-- EXERCISE --
Please restate every entry exactly. Leave out the pictures.

[Items from a dataset]
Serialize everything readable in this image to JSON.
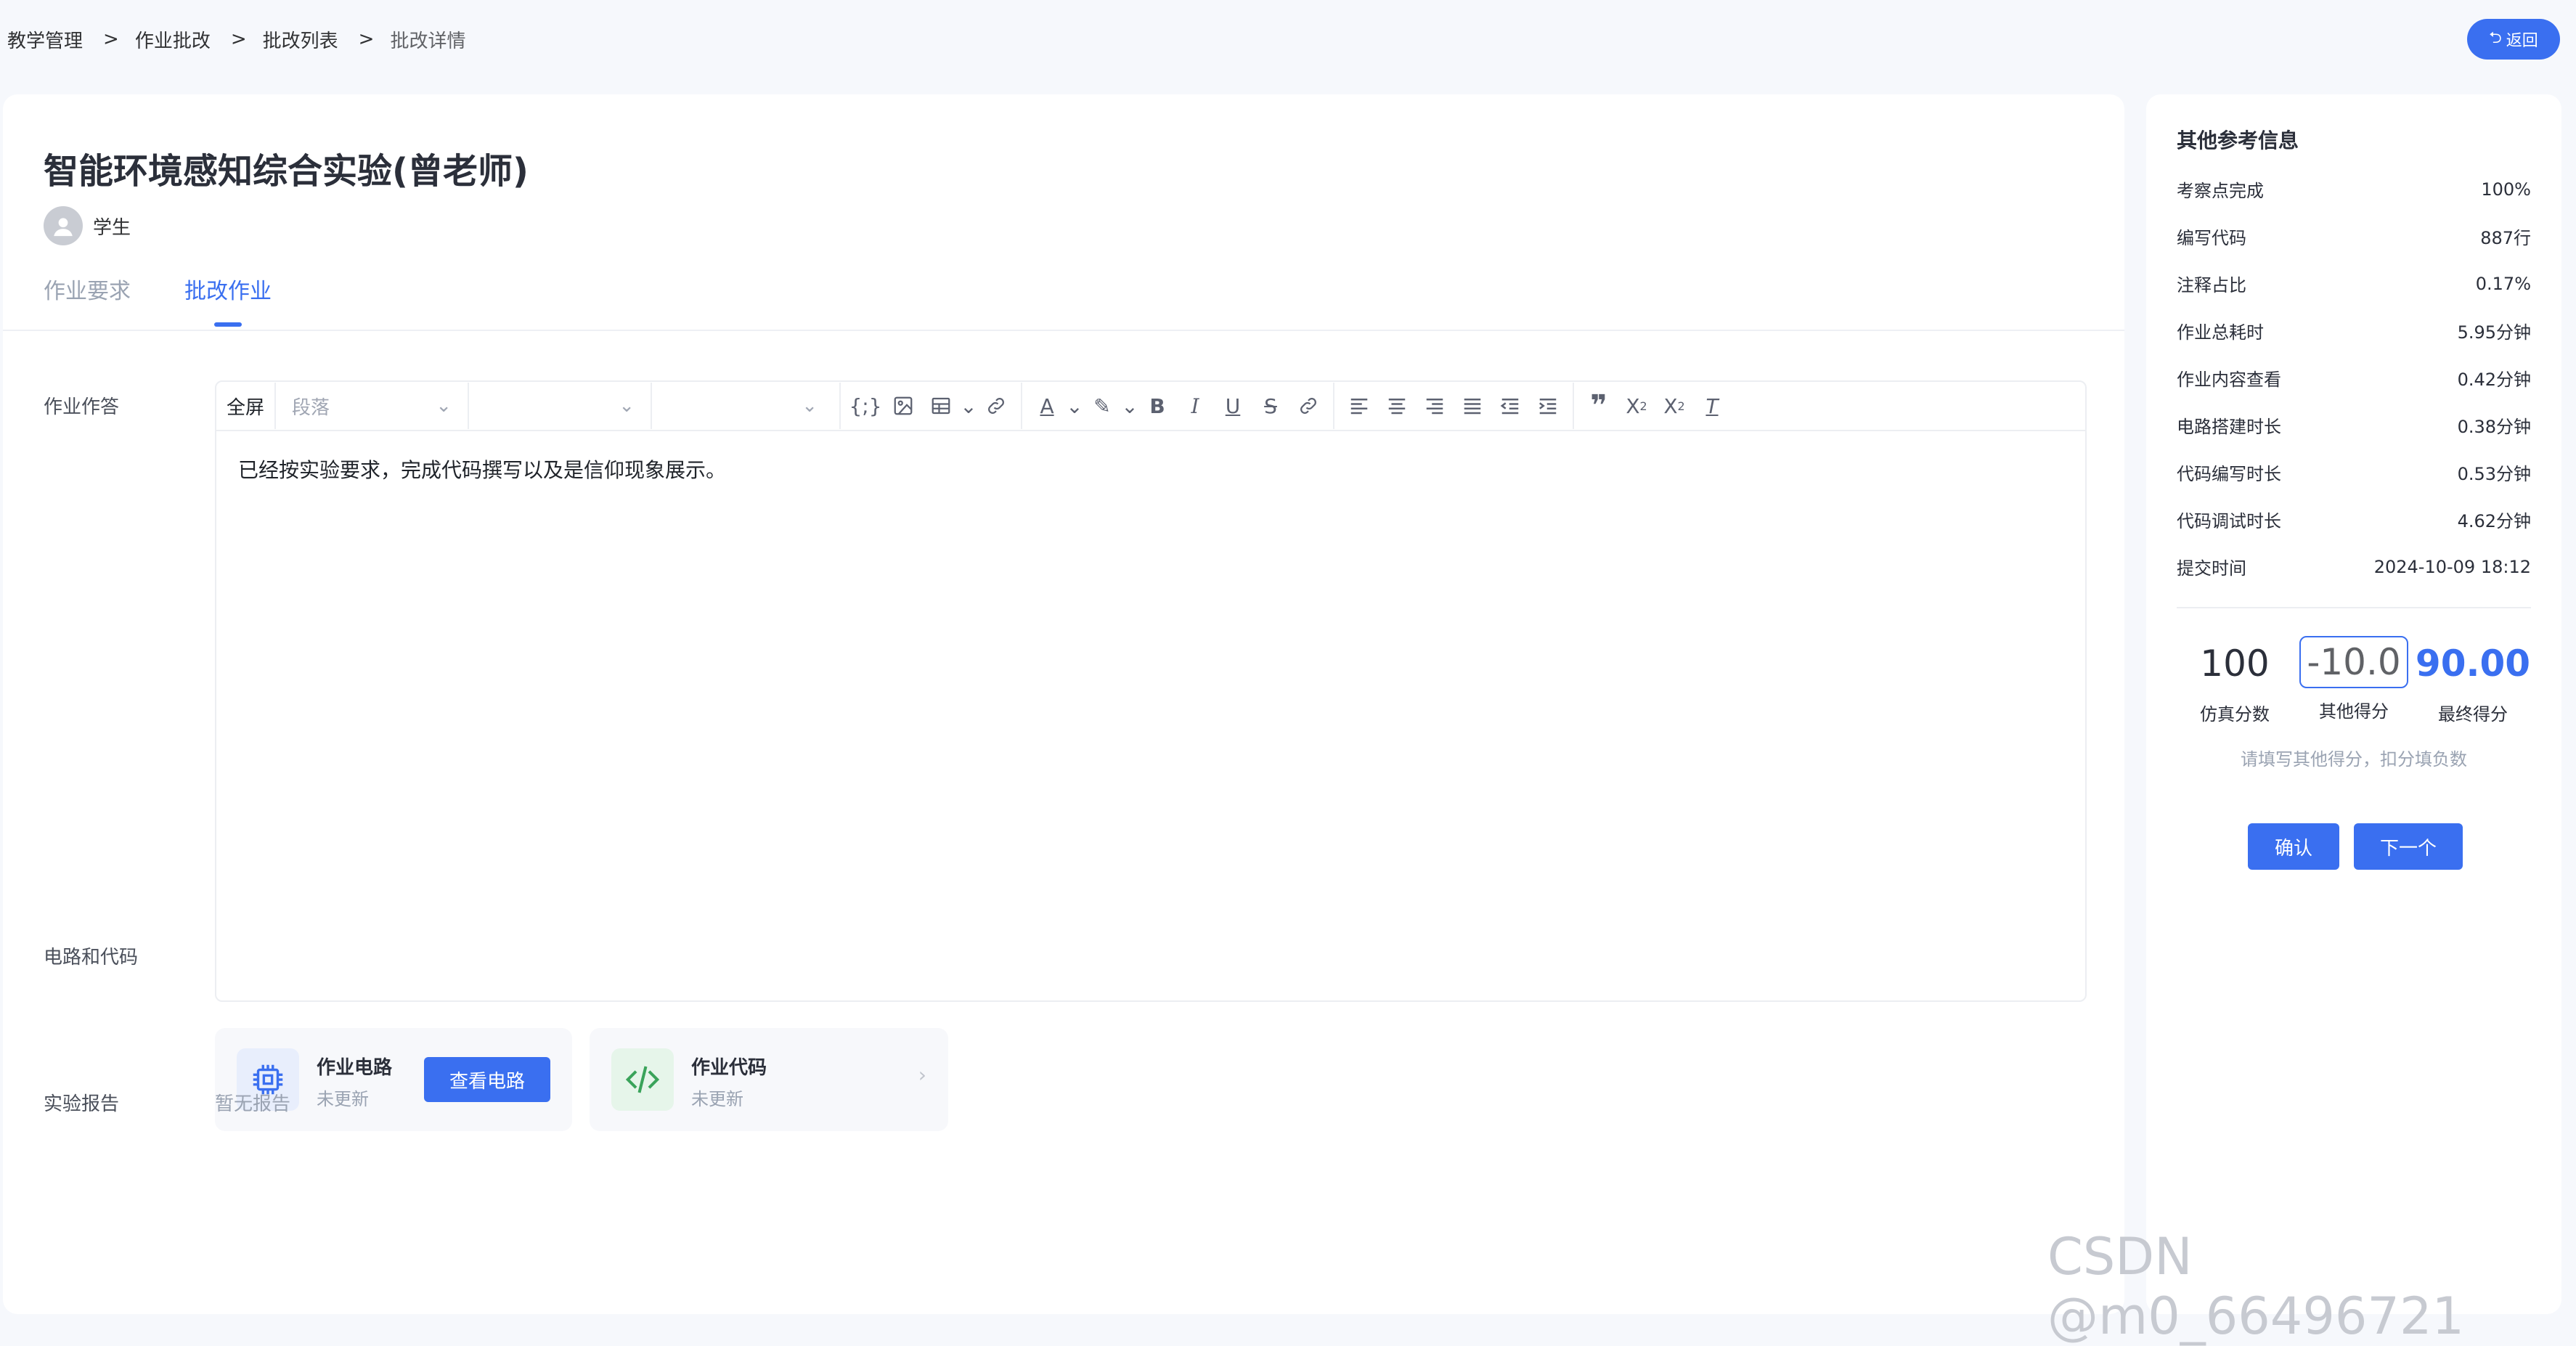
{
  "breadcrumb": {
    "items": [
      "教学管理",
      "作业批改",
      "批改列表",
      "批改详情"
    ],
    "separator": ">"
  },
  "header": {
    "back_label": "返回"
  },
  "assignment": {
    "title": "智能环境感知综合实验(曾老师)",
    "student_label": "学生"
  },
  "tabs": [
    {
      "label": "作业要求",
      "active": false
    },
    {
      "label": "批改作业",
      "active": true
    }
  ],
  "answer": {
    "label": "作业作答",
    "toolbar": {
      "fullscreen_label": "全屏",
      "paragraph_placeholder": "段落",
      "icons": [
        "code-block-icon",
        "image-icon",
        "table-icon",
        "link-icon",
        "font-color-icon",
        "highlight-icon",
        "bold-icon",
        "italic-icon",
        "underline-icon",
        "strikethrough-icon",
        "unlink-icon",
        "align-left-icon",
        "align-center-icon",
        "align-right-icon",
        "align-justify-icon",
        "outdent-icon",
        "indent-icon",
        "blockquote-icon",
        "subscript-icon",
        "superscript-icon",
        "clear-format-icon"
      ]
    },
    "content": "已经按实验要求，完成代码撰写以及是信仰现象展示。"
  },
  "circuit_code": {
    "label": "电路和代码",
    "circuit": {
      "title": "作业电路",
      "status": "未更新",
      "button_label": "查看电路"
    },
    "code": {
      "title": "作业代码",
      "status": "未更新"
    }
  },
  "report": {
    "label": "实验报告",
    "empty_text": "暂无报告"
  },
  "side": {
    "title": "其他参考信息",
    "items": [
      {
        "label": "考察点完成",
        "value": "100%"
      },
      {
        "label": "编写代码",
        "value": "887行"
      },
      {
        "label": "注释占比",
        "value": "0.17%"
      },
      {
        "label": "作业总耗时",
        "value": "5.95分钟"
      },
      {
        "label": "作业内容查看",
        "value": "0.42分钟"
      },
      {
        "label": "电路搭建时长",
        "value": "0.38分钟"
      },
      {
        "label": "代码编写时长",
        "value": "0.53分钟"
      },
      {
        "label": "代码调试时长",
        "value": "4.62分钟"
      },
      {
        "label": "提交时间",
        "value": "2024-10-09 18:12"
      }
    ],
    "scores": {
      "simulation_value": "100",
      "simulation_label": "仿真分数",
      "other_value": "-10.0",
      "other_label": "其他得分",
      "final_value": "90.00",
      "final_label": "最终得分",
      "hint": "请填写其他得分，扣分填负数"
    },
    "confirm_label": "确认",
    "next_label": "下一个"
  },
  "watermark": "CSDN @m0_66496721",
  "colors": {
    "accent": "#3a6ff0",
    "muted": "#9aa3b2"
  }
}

-- TASK ANSWER --
Serialize everything readable in this image to JSON.
{
  "breadcrumb": {
    "items": [
      "教学管理",
      "作业批改",
      "批改列表",
      "批改详情"
    ],
    "separator": ">"
  },
  "header": {
    "back_label": "返回"
  },
  "assignment": {
    "title": "智能环境感知综合实验(曾老师)",
    "student_label": "学生"
  },
  "tabs": [
    {
      "label": "作业要求",
      "active": false
    },
    {
      "label": "批改作业",
      "active": true
    }
  ],
  "answer": {
    "label": "作业作答",
    "toolbar": {
      "fullscreen_label": "全屏",
      "paragraph_placeholder": "段落",
      "icons": [
        "code-block-icon",
        "image-icon",
        "table-icon",
        "link-icon",
        "font-color-icon",
        "highlight-icon",
        "bold-icon",
        "italic-icon",
        "underline-icon",
        "strikethrough-icon",
        "unlink-icon",
        "align-left-icon",
        "align-center-icon",
        "align-right-icon",
        "align-justify-icon",
        "outdent-icon",
        "indent-icon",
        "blockquote-icon",
        "subscript-icon",
        "superscript-icon",
        "clear-format-icon"
      ]
    },
    "content": "已经按实验要求，完成代码撰写以及是信仰现象展示。"
  },
  "circuit_code": {
    "label": "电路和代码",
    "circuit": {
      "title": "作业电路",
      "status": "未更新",
      "button_label": "查看电路"
    },
    "code": {
      "title": "作业代码",
      "status": "未更新"
    }
  },
  "report": {
    "label": "实验报告",
    "empty_text": "暂无报告"
  },
  "side": {
    "title": "其他参考信息",
    "items": [
      {
        "label": "考察点完成",
        "value": "100%"
      },
      {
        "label": "编写代码",
        "value": "887行"
      },
      {
        "label": "注释占比",
        "value": "0.17%"
      },
      {
        "label": "作业总耗时",
        "value": "5.95分钟"
      },
      {
        "label": "作业内容查看",
        "value": "0.42分钟"
      },
      {
        "label": "电路搭建时长",
        "value": "0.38分钟"
      },
      {
        "label": "代码编写时长",
        "value": "0.53分钟"
      },
      {
        "label": "代码调试时长",
        "value": "4.62分钟"
      },
      {
        "label": "提交时间",
        "value": "2024-10-09 18:12"
      }
    ],
    "scores": {
      "simulation_value": "100",
      "simulation_label": "仿真分数",
      "other_value": "-10.0",
      "other_label": "其他得分",
      "final_value": "90.00",
      "final_label": "最终得分",
      "hint": "请填写其他得分，扣分填负数"
    },
    "confirm_label": "确认",
    "next_label": "下一个"
  },
  "watermark": "CSDN @m0_66496721",
  "colors": {
    "accent": "#3a6ff0",
    "muted": "#9aa3b2"
  }
}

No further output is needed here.